New agreements between NHS England and drug companies include increased collaboration to identify more people living with Hepatitis C who need to be treated. Experts have predicted that this approach – combined with sustained NHS investment and the best new treatments being used – could lead to Hepatitis C being eradicated as a major public health concern in the very near future.
England is one of few countries in Europe where the number of patients receiving new oral treatments for Hepatitis C is already increasing year on year, enabled by deals previously agreed with industry. These deals, including “pay per cure” (where the NHS only pays when a patient is cured), and a focus on prioritising the sickest patients, have led to a 10% reduction in the number of deaths, while the number of patients needing a liver transplant has been cut by half.

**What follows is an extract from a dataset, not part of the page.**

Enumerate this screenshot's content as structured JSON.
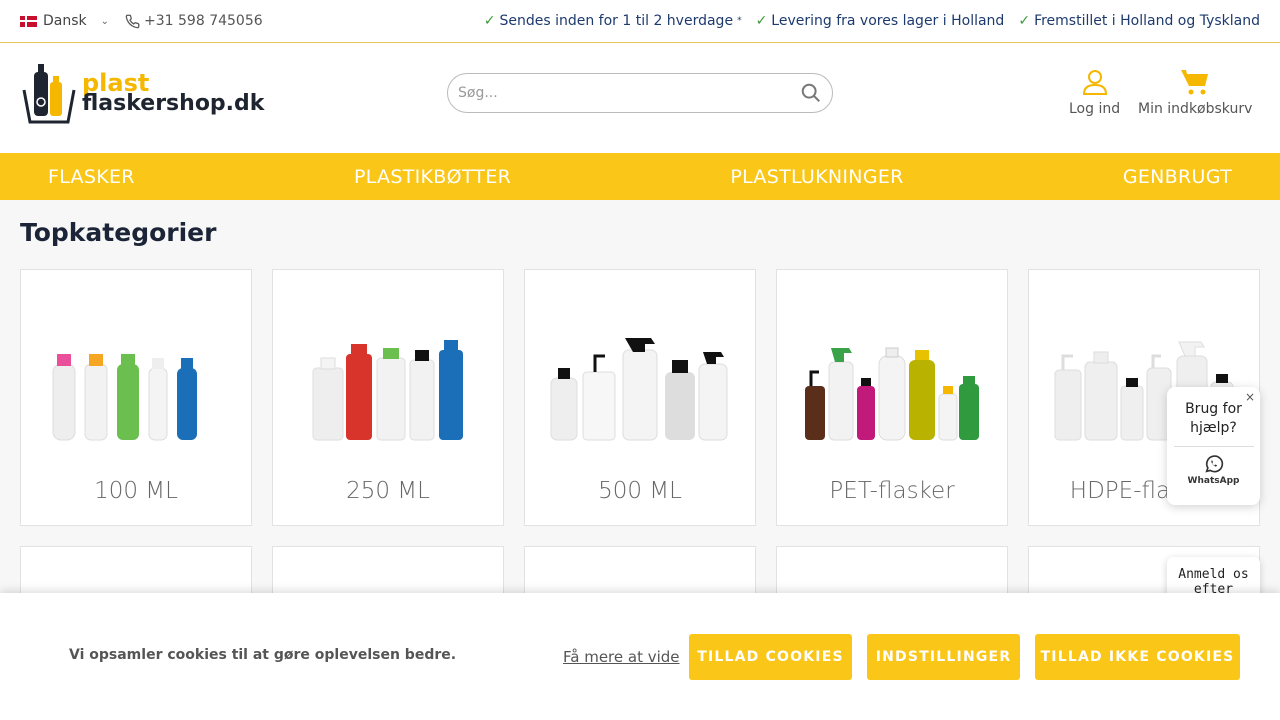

Other initiatives in the campaign to eradicate Hepatitis C include:
- Creating “operational delivery networks” in each area in England – driving improvements in treatment in local areas, ensuring all patients can access the treatment they need, regardless of where they live. This will enable improvements in areas with historically low service provision.
- Establishing a National Hepatitis C patient registry, set up last year, which makes it possible to record and monitor treatment uptake, outcomes and increased diagnosis rates.
Professor Graham Foster, NHS England’s National Clinical Chair for Hepatitis C, said: “The progress made in the treatment of Hepatitis C has transformed the lives of many of my patients and has been made possible by NHS England working closely with industry to bring prices down and expand treatment options.
“Yet we have the opportunity to do so much more. Over the past seven decades, the NHS has been at the forefront of medical innovation – to be able to commit to a world first in the year of the NHS’s 70th anniversary would be another remarkable and truly historic achievement.”
Charles Gore, chief executive of national charity The Hepatitis C Trust, added: “This is wonderful news. It is exactly what is needed. The proposed deal will galvanise the action we must take to find all those living with Hepatitis C who have not yet been diagnosed so that we can cure them. It will prevent the liver cancer that Hepatitis C causes. It will save lives. In the current environment we applaud NHS England’s ambition to be a world leader.”